Task requirements: Write each entry out again exactly as it was given.

Available data:
==============================

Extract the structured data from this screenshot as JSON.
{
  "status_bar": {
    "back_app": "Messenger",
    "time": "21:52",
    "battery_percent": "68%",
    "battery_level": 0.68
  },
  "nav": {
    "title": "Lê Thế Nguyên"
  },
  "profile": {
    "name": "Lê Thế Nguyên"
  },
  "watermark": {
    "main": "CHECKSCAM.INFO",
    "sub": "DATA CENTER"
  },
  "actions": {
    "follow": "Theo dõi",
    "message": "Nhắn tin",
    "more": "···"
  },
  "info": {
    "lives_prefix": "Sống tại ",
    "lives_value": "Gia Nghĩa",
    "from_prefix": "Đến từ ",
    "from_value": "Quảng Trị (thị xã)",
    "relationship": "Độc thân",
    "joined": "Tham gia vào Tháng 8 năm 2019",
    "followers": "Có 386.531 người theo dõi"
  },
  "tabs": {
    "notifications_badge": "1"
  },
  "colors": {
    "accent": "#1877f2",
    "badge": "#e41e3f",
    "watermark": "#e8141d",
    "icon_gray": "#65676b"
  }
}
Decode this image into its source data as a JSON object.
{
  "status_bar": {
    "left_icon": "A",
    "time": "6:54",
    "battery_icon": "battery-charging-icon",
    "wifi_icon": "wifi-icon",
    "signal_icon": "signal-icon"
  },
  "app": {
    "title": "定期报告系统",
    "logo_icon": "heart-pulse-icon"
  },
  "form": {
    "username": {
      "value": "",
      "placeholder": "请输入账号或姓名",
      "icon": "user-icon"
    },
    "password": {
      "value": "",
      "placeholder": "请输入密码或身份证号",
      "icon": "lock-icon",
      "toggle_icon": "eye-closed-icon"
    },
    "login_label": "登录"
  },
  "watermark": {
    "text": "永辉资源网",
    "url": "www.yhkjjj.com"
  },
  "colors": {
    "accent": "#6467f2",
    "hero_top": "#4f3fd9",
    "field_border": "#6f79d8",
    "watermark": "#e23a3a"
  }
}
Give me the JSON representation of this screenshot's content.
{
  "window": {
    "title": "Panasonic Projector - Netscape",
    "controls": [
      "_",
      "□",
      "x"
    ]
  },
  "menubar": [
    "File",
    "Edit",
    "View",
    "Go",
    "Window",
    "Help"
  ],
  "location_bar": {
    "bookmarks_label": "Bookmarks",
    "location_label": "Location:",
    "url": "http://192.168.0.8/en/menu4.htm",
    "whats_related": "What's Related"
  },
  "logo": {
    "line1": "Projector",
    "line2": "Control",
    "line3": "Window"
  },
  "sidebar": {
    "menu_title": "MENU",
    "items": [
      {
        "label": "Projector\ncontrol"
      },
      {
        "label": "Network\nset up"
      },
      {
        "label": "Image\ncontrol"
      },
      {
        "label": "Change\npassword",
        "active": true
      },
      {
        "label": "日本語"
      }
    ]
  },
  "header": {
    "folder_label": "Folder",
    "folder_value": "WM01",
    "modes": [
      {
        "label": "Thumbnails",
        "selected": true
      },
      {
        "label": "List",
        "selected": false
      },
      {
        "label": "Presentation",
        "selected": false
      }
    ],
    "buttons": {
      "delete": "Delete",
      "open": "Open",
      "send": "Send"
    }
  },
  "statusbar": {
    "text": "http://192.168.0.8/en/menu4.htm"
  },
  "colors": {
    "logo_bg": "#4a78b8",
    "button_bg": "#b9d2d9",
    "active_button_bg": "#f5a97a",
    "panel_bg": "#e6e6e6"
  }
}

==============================

Result of the exercise:
Extract the structured data from this screenshot as JSON.
{
  "status_bar": {
    "back_app": "Messenger",
    "time": "21:52",
    "battery_percent": "68%",
    "battery_level": 0.68
  },
  "nav": {
    "title": "Lê Thế Nguyên"
  },
  "profile": {
    "name": "Lê Thế Nguyên"
  },
  "watermark": {
    "main": "CHECKSCAM.INFO",
    "sub": "DATA CENTER"
  },
  "actions": {
    "follow": "Theo dõi",
    "message": "Nhắn tin",
    "more": "···"
  },
  "info": {
    "lives_prefix": "Sống tại ",
    "lives_value": "Gia Nghĩa",
    "from_prefix": "Đến từ ",
    "from_value": "Quảng Trị (thị xã)",
    "relationship": "Độc thân",
    "joined": "Tham gia vào Tháng 8 năm 2019",
    "followers": "Có 386.531 người theo dõi"
  },
  "tabs": {
    "notifications_badge": "1"
  },
  "colors": {
    "accent": "#1877f2",
    "badge": "#e41e3f",
    "watermark": "#e8141d",
    "icon_gray": "#65676b"
  }
}
Decode this image into its source data as a JSON object.
{
  "status_bar": {
    "left_icon": "A",
    "time": "6:54",
    "battery_icon": "battery-charging-icon",
    "wifi_icon": "wifi-icon",
    "signal_icon": "signal-icon"
  },
  "app": {
    "title": "定期报告系统",
    "logo_icon": "heart-pulse-icon"
  },
  "form": {
    "username": {
      "value": "",
      "placeholder": "请输入账号或姓名",
      "icon": "user-icon"
    },
    "password": {
      "value": "",
      "placeholder": "请输入密码或身份证号",
      "icon": "lock-icon",
      "toggle_icon": "eye-closed-icon"
    },
    "login_label": "登录"
  },
  "watermark": {
    "text": "永辉资源网",
    "url": "www.yhkjjj.com"
  },
  "colors": {
    "accent": "#6467f2",
    "hero_top": "#4f3fd9",
    "field_border": "#6f79d8",
    "watermark": "#e23a3a"
  }
}
Give me the JSON representation of this screenshot's content.
{
  "window": {
    "title": "Panasonic Projector - Netscape",
    "controls": [
      "_",
      "□",
      "x"
    ]
  },
  "menubar": [
    "File",
    "Edit",
    "View",
    "Go",
    "Window",
    "Help"
  ],
  "location_bar": {
    "bookmarks_label": "Bookmarks",
    "location_label": "Location:",
    "url": "http://192.168.0.8/en/menu4.htm",
    "whats_related": "What's Related"
  },
  "logo": {
    "line1": "Projector",
    "line2": "Control",
    "line3": "Window"
  },
  "sidebar": {
    "menu_title": "MENU",
    "items": [
      {
        "label": "Projector\ncontrol"
      },
      {
        "label": "Network\nset up"
      },
      {
        "label": "Image\ncontrol"
      },
      {
        "label": "Change\npassword",
        "active": true
      },
      {
        "label": "日本語"
      }
    ]
  },
  "header": {
    "folder_label": "Folder",
    "folder_value": "WM01",
    "modes": [
      {
        "label": "Thumbnails",
        "selected": true
      },
      {
        "label": "List",
        "selected": false
      },
      {
        "label": "Presentation",
        "selected": false
      }
    ],
    "buttons": {
      "delete": "Delete",
      "open": "Open",
      "send": "Send"
    }
  },
  "statusbar": {
    "text": "http://192.168.0.8/en/menu4.htm"
  },
  "colors": {
    "logo_bg": "#4a78b8",
    "button_bg": "#b9d2d9",
    "active_button_bg": "#f5a97a",
    "panel_bg": "#e6e6e6"
  }
}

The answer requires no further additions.